ALBUQUERQUE, N.M. – A new report has bad news for Christmas trees, contending that many of the trees that make up the forests of New Mexico and the West could die by the end of this century from the effects of increased carbon in the atmosphere.

Natural landscape of Old Fort Marcy Park — in Santa Fe, New Mexico. Photo Credit: Josh Phelan via Wikicommons

Natural landscape of Old Fort Marcy Park — in Santa Fe, New Mexico. Photo Credit: Josh Phelan via Wikicommons

The grim prediction comes from the University of Delaware, where research revealed that evergreens such as piñon and ponderosa pines and junipers could be wiped out by drought and high temperatures caused by greenhouse gases.

Geography professor and report co-author Sara Rauscher said the conclusions are supported by overwhelming evidence.

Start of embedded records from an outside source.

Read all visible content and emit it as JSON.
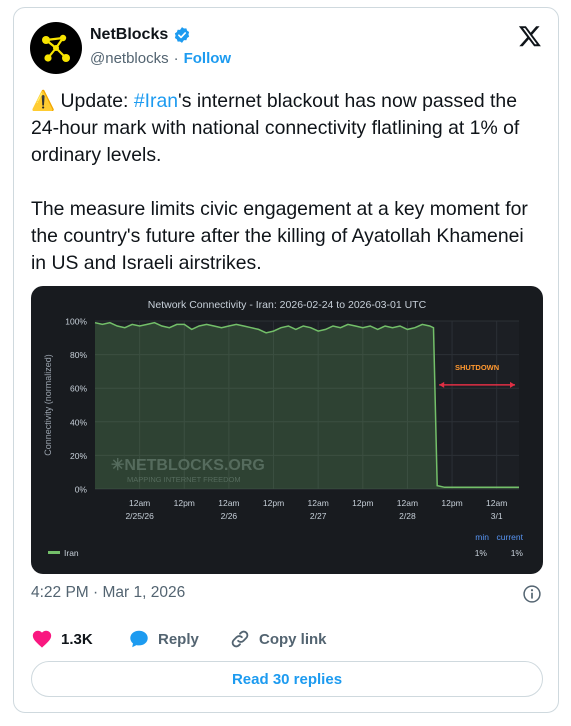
{
  "author": {
    "name": "NetBlocks",
    "handle": "@netblocks",
    "separator": "·",
    "follow_label": "Follow"
  },
  "tweet": {
    "p1_prefix": "⚠️ Update: ",
    "p1_hashtag": "#Iran",
    "p1_rest": "'s internet blackout has now passed the 24-hour mark with national connectivity flatlining at 1% of ordinary levels.",
    "p2": "The measure limits civic engagement at a key moment for the country's future after the killing of Ayatollah Khamenei in US and Israeli airstrikes."
  },
  "chart_data": {
    "type": "area",
    "title": "Network Connectivity - Iran: 2026-02-24 to 2026-03-01 UTC",
    "ylabel": "Connectivity (normalized)",
    "ylim": [
      0,
      100
    ],
    "y_ticks": [
      "0%",
      "20%",
      "40%",
      "60%",
      "80%",
      "100%"
    ],
    "x_ticks": [
      {
        "line1": "12am",
        "line2": "2/25/26"
      },
      {
        "line1": "12pm",
        "line2": ""
      },
      {
        "line1": "12am",
        "line2": "2/26"
      },
      {
        "line1": "12pm",
        "line2": ""
      },
      {
        "line1": "12am",
        "line2": "2/27"
      },
      {
        "line1": "12pm",
        "line2": ""
      },
      {
        "line1": "12am",
        "line2": "2/28"
      },
      {
        "line1": "12pm",
        "line2": ""
      },
      {
        "line1": "12am",
        "line2": "3/1"
      }
    ],
    "x_hours_start": 0,
    "x_hours_end": 114,
    "series": [
      {
        "name": "Iran",
        "color": "#73bf69",
        "x_hours": [
          0,
          2,
          4,
          6,
          8,
          10,
          12,
          14,
          16,
          18,
          20,
          22,
          24,
          26,
          28,
          30,
          32,
          34,
          36,
          38,
          40,
          42,
          44,
          46,
          48,
          50,
          52,
          54,
          56,
          58,
          60,
          62,
          64,
          66,
          68,
          70,
          72,
          74,
          76,
          78,
          80,
          82,
          84,
          86,
          88,
          90,
          91,
          92,
          94,
          96,
          98,
          100,
          102,
          104,
          106,
          108,
          110,
          112,
          114
        ],
        "values": [
          99,
          98,
          99,
          97,
          96,
          98,
          97,
          98,
          99,
          97,
          96,
          98,
          98,
          95,
          97,
          98,
          97,
          96,
          97,
          98,
          97,
          96,
          95,
          93,
          94,
          96,
          97,
          95,
          97,
          96,
          94,
          95,
          97,
          96,
          98,
          97,
          96,
          97,
          95,
          97,
          96,
          97,
          95,
          96,
          98,
          97,
          96,
          2,
          1,
          1,
          1,
          1,
          1,
          1,
          1,
          1,
          1,
          1,
          1
        ],
        "min": "1%",
        "current": "1%"
      }
    ],
    "annotation": "SHUTDOWN",
    "legend_min_label": "min",
    "legend_current_label": "current",
    "watermark_main": "NETBLOCKS",
    "watermark_suffix": ".ORG",
    "watermark_tagline": "MAPPING INTERNET FREEDOM"
  },
  "timestamp": "4:22 PM · Mar 1, 2026",
  "actions": {
    "likes": "1.3K",
    "reply_label": "Reply",
    "copy_label": "Copy link"
  },
  "read_replies": "Read 30 replies"
}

“All of this information converged into sort of projections by the end of the century that needle-leaf evergreen forests in the Southwest may experience mortality,” she said, “so they may all die by the end of the century.”

Rauscher said they studied millions of acres of forests in the region extending from California to Texas, and north to Colorado and Utah. She said scientists began seeing signs of a tree die-off in the early 2000s and analyzed climate projections to reach their conclusions.

If a mass tree-kill isn’t bad enough, she said, having fewer trees could make climate change even worse.

“A lot of carbon is actually what we call sequestering; it’s stored in that biomass,” she said. “And so, if all of this vegetation dies, all of the carbon that it holds is going to be released into the atmosphere.”

She said some of the measures proposed to limit the release of greenhouse gases could delay the process, but perhaps only by a decade or two.

A release about the study is at udel.edu. The full study is at nature.com.